AIM OF THE EXERCISE —
Everything from the line that contains "Output a JSON" to the end of the data below is to be reproduced verbatim; leave all else out.

..............................

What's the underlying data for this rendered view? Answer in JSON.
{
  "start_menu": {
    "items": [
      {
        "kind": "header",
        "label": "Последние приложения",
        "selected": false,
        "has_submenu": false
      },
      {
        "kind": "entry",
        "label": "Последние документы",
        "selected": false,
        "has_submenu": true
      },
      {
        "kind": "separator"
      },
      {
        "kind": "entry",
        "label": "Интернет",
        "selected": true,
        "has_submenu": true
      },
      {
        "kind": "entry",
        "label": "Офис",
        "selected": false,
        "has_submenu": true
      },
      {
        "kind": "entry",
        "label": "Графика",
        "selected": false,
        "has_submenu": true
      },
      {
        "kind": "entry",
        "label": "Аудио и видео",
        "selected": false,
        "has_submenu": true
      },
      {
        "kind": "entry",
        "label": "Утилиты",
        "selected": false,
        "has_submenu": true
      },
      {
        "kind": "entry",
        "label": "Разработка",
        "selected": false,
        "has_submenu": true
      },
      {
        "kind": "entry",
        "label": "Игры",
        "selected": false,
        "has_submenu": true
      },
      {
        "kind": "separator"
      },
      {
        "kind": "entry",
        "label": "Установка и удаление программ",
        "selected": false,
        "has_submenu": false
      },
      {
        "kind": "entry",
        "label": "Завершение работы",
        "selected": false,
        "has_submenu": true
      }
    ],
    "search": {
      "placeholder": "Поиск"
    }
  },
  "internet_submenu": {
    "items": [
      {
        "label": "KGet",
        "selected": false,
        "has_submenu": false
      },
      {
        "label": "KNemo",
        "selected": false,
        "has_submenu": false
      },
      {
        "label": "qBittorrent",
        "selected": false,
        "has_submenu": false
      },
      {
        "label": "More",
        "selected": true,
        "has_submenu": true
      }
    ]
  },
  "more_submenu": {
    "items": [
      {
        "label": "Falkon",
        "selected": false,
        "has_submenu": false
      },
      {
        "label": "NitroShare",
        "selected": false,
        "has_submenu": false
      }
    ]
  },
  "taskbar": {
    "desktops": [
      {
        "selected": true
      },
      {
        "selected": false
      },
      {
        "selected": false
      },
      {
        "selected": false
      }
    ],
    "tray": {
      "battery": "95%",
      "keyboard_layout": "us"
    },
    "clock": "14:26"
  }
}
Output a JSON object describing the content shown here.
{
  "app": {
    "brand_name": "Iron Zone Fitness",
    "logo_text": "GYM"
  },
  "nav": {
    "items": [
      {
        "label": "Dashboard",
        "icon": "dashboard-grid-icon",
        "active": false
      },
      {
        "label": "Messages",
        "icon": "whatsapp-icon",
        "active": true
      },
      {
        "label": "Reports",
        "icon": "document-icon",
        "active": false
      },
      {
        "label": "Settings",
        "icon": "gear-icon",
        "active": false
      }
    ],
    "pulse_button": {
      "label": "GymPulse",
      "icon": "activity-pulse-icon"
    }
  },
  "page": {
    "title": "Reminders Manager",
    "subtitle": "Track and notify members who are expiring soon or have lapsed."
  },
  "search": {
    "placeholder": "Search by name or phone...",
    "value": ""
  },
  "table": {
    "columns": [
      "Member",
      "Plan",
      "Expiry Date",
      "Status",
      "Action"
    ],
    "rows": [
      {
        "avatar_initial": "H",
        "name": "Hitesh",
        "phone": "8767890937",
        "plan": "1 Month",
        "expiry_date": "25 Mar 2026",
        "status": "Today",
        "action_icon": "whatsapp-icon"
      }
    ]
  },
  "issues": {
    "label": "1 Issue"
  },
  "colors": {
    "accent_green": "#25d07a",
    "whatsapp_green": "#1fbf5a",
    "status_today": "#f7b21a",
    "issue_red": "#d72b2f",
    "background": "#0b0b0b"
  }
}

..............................

EXERCISE SOLUTION —
Output a JSON object describing the content shown here.
{
  "app": {
    "brand_name": "Iron Zone Fitness",
    "logo_text": "GYM"
  },
  "nav": {
    "items": [
      {
        "label": "Dashboard",
        "icon": "dashboard-grid-icon",
        "active": false
      },
      {
        "label": "Messages",
        "icon": "whatsapp-icon",
        "active": true
      },
      {
        "label": "Reports",
        "icon": "document-icon",
        "active": false
      },
      {
        "label": "Settings",
        "icon": "gear-icon",
        "active": false
      }
    ],
    "pulse_button": {
      "label": "GymPulse",
      "icon": "activity-pulse-icon"
    }
  },
  "page": {
    "title": "Reminders Manager",
    "subtitle": "Track and notify members who are expiring soon or have lapsed."
  },
  "search": {
    "placeholder": "Search by name or phone...",
    "value": ""
  },
  "table": {
    "columns": [
      "Member",
      "Plan",
      "Expiry Date",
      "Status",
      "Action"
    ],
    "rows": [
      {
        "avatar_initial": "H",
        "name": "Hitesh",
        "phone": "8767890937",
        "plan": "1 Month",
        "expiry_date": "25 Mar 2026",
        "status": "Today",
        "action_icon": "whatsapp-icon"
      }
    ]
  },
  "issues": {
    "label": "1 Issue"
  },
  "colors": {
    "accent_green": "#25d07a",
    "whatsapp_green": "#1fbf5a",
    "status_today": "#f7b21a",
    "issue_red": "#d72b2f",
    "background": "#0b0b0b"
  }
}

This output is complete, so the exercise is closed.